Walk down any back alley in the Egyptian capital, or even along one of Cairo's main thoroughfares, and you're likely to see scenes of shocking poverty. If the miserable grey buildings that shelter millions of impoverished souls don't get to you, the scores of street children – tirelessly weaving between cars and Chinese-made motorbikes – will.
Steady growth in Egypt's poverty head-count ratio – from 16.7 per cent in 2000 to some 22 per cent in 2010 – was a major ingredient of the Tahrir Square uprising. It was not, however, the poorest segments of society that initiated the revolution that toppled the Mubarak regime almost two years ago, but rather Egyptian youth from the middle and upper classes.
"When I see the magnitude of misery that exists in our society, I can't help but feel ashamed of how lucky I am," 26-year-old engineer Alaa El-Banna, who participated in the revolution, told Ahram Online.
El-Banna works for a multinational consumer goods firm; he drives a sporty French car and spends more than LE100 every day on cigarettes and fast food. Yet he felt obliged to join the 18-day sit-in in Tahrir Square in early 2011 to demand the ouster of Mubarak, who he views as a symbol of the "rampant corruption" that has "impoverished millions of Egyptians."
The two years since the uprising, however, have not been accompanied by the basic improvements El-Banna had initially hoped for. In fact, the chronic economic problems plaguing Egypt appear to have only become worse.
Egypt's poverty rate jumped to 25 per cent in 2010/11 while unemployment levels have reached ten-year highs. The government will be forced to trim its hefty subsidies bill to curb the budget deficit while raising sales taxes on a range of goods and services.
What's more, Egypt's depreciating currency will likely prompt a surge in prices of basic foodstuffs and fuel – most of which is imported.
Under the pretext of 'realising revolutionary goals,' successive post-revolution cabinets have tried to enact policies aimed at easing Egypt's vast income disparities. But such initiatives have either not gone far enough or have been overshadowed by wider economic realities.
One example of this was the new national minimum wage intended to lift working-class Egyptians out of poverty. Public servants were granted a monthly minimum wage of LE700 (roughly $107), cut down from an earlier proposed monthly wage of LE1,200.
The government simply could not afford more, since public wages alone account for more than a quarter of Egypt's state budget.
LE700, which translates into a paltry LE23 daily, shrinks before the ever increasing cost of everyday necessities.
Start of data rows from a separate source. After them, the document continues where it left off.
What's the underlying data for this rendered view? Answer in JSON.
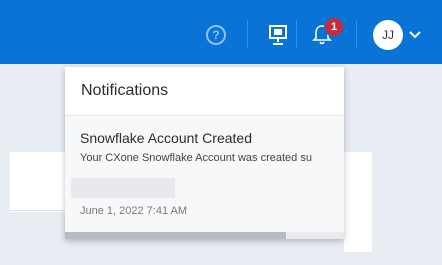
{
  "topbar": {
    "help_icon": "question-circle-icon",
    "help_glyph": "?",
    "presenter_icon": "presentation-icon",
    "bell_icon": "bell-icon",
    "notification_count": "1",
    "user_initials": "JJ",
    "user_menu_icon": "chevron-down-icon",
    "accent_color": "#0a73d6",
    "badge_color": "#c62c3c"
  },
  "notifications": {
    "title": "Notifications",
    "items": [
      {
        "title": "Snowflake Account Created",
        "body": "Your CXone Snowflake Account was created su",
        "date": "June 1, 2022 7:41 AM"
      }
    ],
    "scroll_position": 0.79
  }
}
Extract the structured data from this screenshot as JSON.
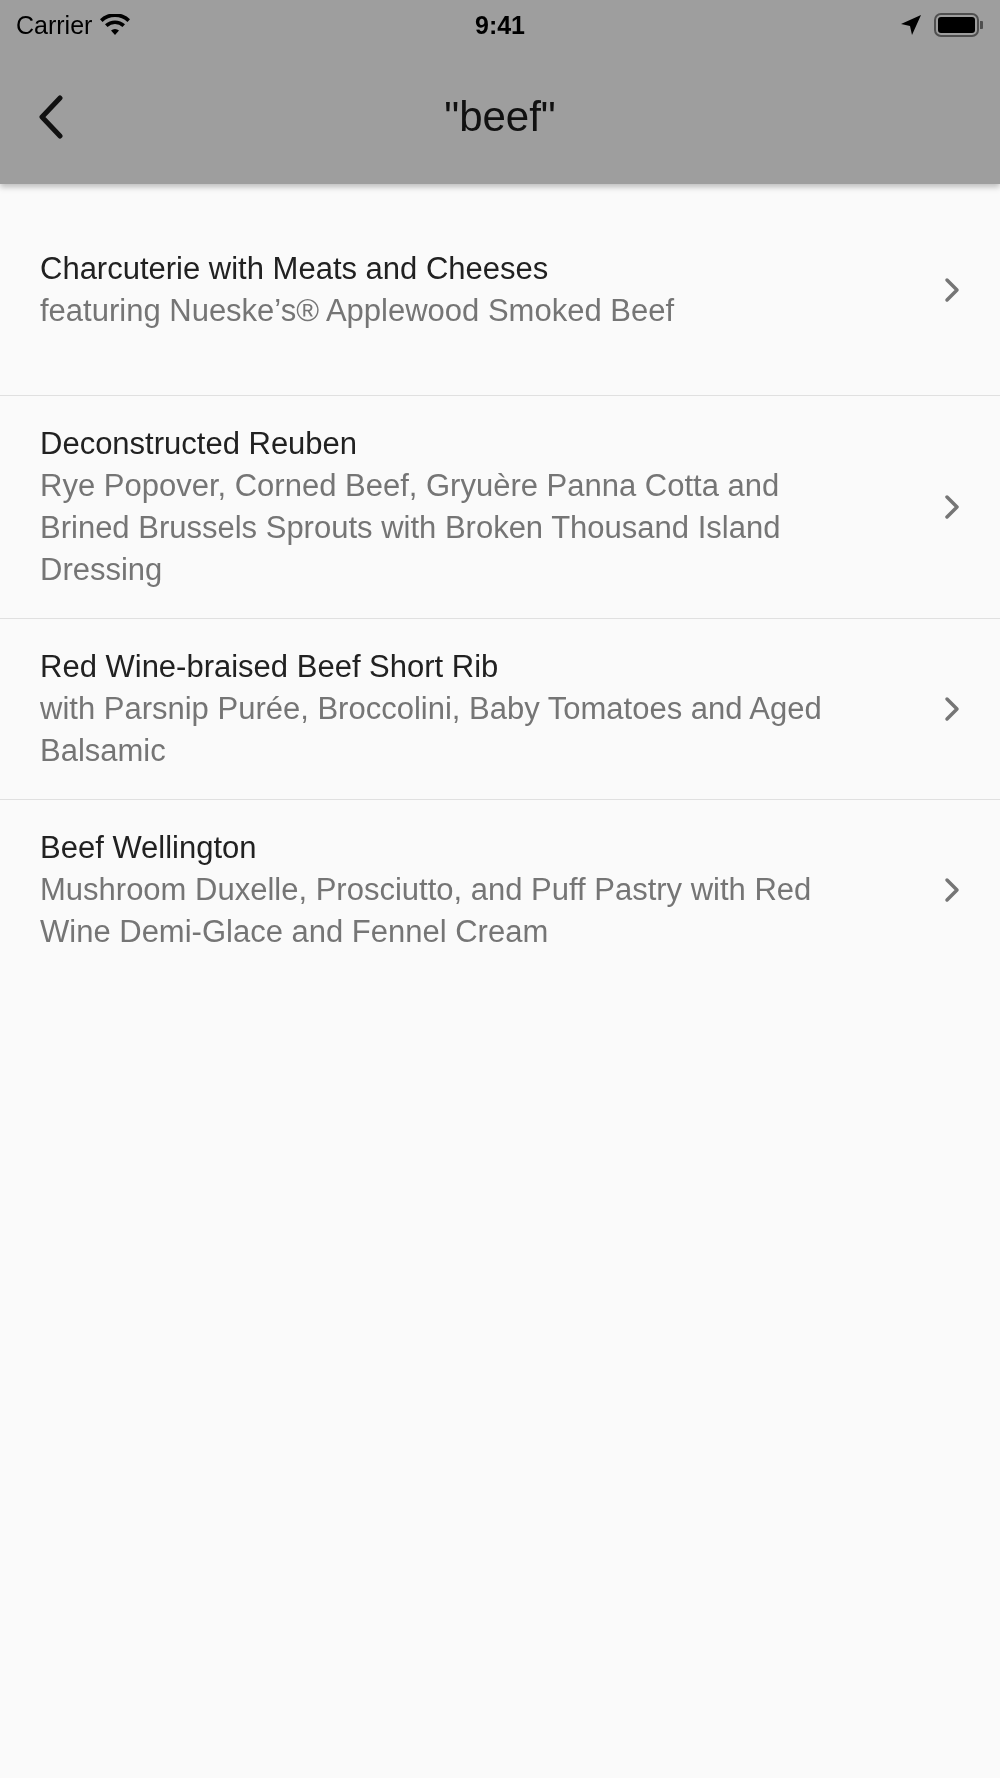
{
  "status_bar": {
    "carrier": "Carrier",
    "time": "9:41"
  },
  "nav_bar": {
    "title": "\"beef\""
  },
  "results": [
    {
      "title": "Charcuterie with Meats and Cheeses",
      "subtitle": "featuring Nueske’s® Applewood Smoked Beef"
    },
    {
      "title": "Deconstructed Reuben",
      "subtitle": "Rye Popover, Corned Beef, Gryuère Panna Cotta and Brined Brussels Sprouts with Broken Thousand Island Dressing"
    },
    {
      "title": "Red Wine-braised Beef Short Rib",
      "subtitle": "with Parsnip Purée, Broccolini, Baby Tomatoes and Aged Balsamic"
    },
    {
      "title": "Beef Wellington",
      "subtitle": "Mushroom Duxelle, Prosciutto, and Puff Pastry with Red Wine Demi-Glace and Fennel Cream"
    }
  ]
}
The amount is not enough to allow a family of four to eat nutritious food all month long, given that meat – which more and more Egyptians are doing without – now costs an average of LE50 per kilo.
The inadequacy of Egypt's new minimum wage structure is probably why labour actions continue to escalate in workplaces across the country.
Private-sector workers, meanwhile, were the beneficiaries of a similar arrangement at the end of 2011, yet the lack of a clear enforcement strategy by the government – along with continued high unemployment rates – prevent average wages from growing altogether.
Moreover, Egypt's informal workers, who make up an estimated 75 per cent of total national private-sector employment, did not benefit from the new wage rates at all.
"All these debates on the minimum wage will not help improve Egyptians' living conditions," Dorothea Schmidt, senior employment expert at the International Labour Organisation, told Ahram Online in 2011.
Taxation, another tool used by governments to promote financial equality, has not been utilised much by the government over the past two years.
In 2011, the top income-tax bracket was increased to 25 per cent – from a previous 20 per cent– for annual incomes above LE10 million. And last December, President Mohamed Morsi altered the highest tax bracket so that annual incomes above LE1 million (instead of LE10 million) would be taxed at a 25 per cent rate.
Morsi also announced new taxes on real estate, corporate mergers and acquisitions, and Initial Public Offerings (IPOs).
This latest bundle of tax hikes, however, also raised levies on consumer goods, some of which – such as cooking oil – are considered essential to ordinary Egyptians. Morsi quickly – and unofficially – suspended the tax hikes to avoid a popular backlash.
Last December's decisions reflect the tight spot that the government finds itself in. While it has to raise taxes to finance its ballooning public deficit, it cannot simply raise income taxes since this would take a heavy toll on Egypt's weak investment environment.
The government is therefore resorting to more regressive taxation schemes, such as sales taxes. But this, too, promises to put additional burdens on an already struggling public.
It appears that revolutionary demands for 'social justice' will likely have to be put on hold until the government sorts out its wider fiscal dilemmas.